The response should be an exact copy of the records, with the pictures removed.

****************

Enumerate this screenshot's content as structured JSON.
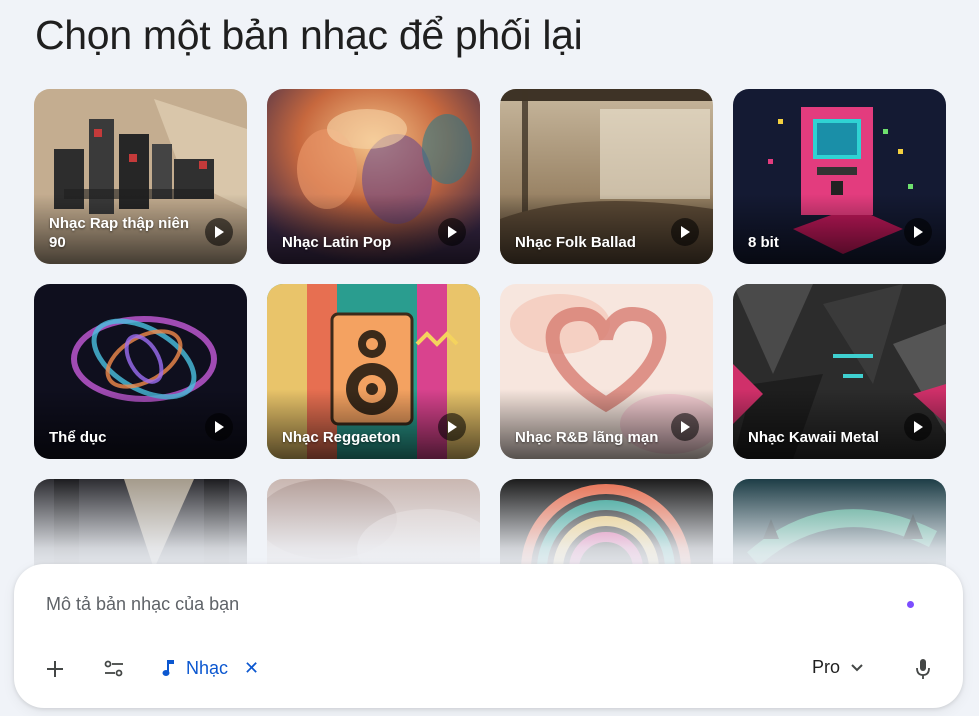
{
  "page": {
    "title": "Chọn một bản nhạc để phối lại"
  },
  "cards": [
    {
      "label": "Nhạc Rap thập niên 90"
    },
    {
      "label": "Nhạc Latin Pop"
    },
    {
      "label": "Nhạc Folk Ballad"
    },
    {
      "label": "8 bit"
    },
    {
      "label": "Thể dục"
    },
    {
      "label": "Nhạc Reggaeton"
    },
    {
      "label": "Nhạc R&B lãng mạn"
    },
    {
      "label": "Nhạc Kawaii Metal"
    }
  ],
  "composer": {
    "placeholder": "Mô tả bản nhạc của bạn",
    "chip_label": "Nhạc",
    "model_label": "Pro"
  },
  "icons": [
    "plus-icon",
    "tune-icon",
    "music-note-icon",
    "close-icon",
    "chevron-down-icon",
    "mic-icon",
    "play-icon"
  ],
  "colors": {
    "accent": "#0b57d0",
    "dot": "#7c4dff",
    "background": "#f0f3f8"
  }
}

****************

YOUR RESPONSE
Enumerate this screenshot's content as structured JSON.
{
  "page": {
    "title": "Chọn một bản nhạc để phối lại"
  },
  "cards": [
    {
      "label": "Nhạc Rap thập niên 90"
    },
    {
      "label": "Nhạc Latin Pop"
    },
    {
      "label": "Nhạc Folk Ballad"
    },
    {
      "label": "8 bit"
    },
    {
      "label": "Thể dục"
    },
    {
      "label": "Nhạc Reggaeton"
    },
    {
      "label": "Nhạc R&B lãng mạn"
    },
    {
      "label": "Nhạc Kawaii Metal"
    }
  ],
  "composer": {
    "placeholder": "Mô tả bản nhạc của bạn",
    "chip_label": "Nhạc",
    "model_label": "Pro"
  },
  "icons": [
    "plus-icon",
    "tune-icon",
    "music-note-icon",
    "close-icon",
    "chevron-down-icon",
    "mic-icon",
    "play-icon"
  ],
  "colors": {
    "accent": "#0b57d0",
    "dot": "#7c4dff",
    "background": "#f0f3f8"
  }
}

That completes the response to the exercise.